Jacopo Prisco, CNN MONEY
For decades, shipping containers have been loaded with American scrap and waste and dispatched to China for recycling.
It’s a $5 billion annual business that is now in danger of sinking.
Beijing notified the World Trade Organization in July that it plans to ban the import of 24 varieties of solid waste, including types of plastic and unsorted paper commonly sent from the U.S.
China said that the ban would take effect from September, giving American companies little time to prepare. ISRI estimates that roughly a fifth of the trade is at risk.
The announcement has made U.S. recyclers that trade with China very nervous.
“In the short term we’re going to see a significant drop of exports from the U.S. into China, and there is a little bit of panic in the market,” said Adina Adler, an official at the U.S. Institute of Scrap Recycling Industries (ISRI).
Read more at http://money.cnn.com/2017/09/11/news/china-scrap-ban-us-recycling/index.html
Kevin McCallum, THE PRESS DEMOCRAT
Low rates have long led to big headaches for The Ratto Group, the dominant waste hauler in the county, serving eight of the nine cities plus the unincorporated areas.
The company, founded by Jim Ratto, has been repeatedly criticized for cutting corners in Santa Rosa in ways that resulted in poor customer service, dangerous working conditions for workers, low recycling levels, and an aging fleet of trucks that didn’t live up to its contract with the city.
The curbside collection rates that most Santa Rosa residents pay are set to soar nearly 60 percent under a proposed 15-year contract the city has negotiated with the San Francisco-based garbage company buying its current hauler, The Ratto Group.
The city this week released details of the agreement it has struck with Recology to be the exclusive provider of the garbage, recycling and organic waste pickup services to approximately 55,000 residential and commercial accounts beginning Jan. 1.
If approved by the City Council, the deal is expected to generate $49 million in annual revenues for Recology, or $735 million over the life of the contract.

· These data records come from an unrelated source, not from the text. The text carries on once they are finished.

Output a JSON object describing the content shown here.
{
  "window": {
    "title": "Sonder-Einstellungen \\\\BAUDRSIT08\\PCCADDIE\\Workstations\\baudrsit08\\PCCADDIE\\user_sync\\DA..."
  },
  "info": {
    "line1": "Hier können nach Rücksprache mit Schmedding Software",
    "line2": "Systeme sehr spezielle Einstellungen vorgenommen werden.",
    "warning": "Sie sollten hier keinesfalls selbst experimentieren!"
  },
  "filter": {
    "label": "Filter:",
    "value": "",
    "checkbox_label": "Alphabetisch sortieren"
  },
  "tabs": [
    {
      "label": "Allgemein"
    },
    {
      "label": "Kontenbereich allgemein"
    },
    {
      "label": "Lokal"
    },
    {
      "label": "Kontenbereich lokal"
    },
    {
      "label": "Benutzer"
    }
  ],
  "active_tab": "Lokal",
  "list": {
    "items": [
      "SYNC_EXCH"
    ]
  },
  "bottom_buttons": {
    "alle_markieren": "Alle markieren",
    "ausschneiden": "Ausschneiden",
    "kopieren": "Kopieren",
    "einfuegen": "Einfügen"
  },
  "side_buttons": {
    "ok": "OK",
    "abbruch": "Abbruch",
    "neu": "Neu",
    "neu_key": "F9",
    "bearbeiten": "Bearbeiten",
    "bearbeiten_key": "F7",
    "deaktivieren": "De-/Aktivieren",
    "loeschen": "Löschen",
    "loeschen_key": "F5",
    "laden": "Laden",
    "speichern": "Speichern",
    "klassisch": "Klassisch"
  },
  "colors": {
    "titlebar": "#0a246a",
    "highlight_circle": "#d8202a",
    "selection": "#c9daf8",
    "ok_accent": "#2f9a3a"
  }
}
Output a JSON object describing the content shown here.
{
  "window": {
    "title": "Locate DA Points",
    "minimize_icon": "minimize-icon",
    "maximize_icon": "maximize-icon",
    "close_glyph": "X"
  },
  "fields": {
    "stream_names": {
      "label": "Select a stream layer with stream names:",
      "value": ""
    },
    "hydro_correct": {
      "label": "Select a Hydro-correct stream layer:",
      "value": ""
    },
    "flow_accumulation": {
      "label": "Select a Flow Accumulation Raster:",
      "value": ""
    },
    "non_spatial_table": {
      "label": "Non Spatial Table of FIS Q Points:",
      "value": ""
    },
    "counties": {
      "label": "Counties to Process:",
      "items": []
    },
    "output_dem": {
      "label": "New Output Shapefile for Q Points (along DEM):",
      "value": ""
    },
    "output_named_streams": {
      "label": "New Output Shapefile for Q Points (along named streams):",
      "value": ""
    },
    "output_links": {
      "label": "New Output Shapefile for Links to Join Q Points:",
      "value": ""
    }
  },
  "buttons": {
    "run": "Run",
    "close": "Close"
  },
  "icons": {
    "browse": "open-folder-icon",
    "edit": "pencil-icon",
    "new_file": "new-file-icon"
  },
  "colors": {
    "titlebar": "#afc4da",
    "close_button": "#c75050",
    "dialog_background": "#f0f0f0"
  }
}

The company would pay the city a 14 percent franchise fee, which would pump $7 million annually into the city’s coffers, or $105 million over the life of the agreement.
The report is the first official confirmation that Recology, one of the largest refuse providers on the West Coast, has survived a competitive and secretive selection process to ink a tentative deal with the city, a fact first reported by The Press Democrat earlier this month.
Read more at: Santa Rosa taps Recology as new garbage hauler | The Press Democrat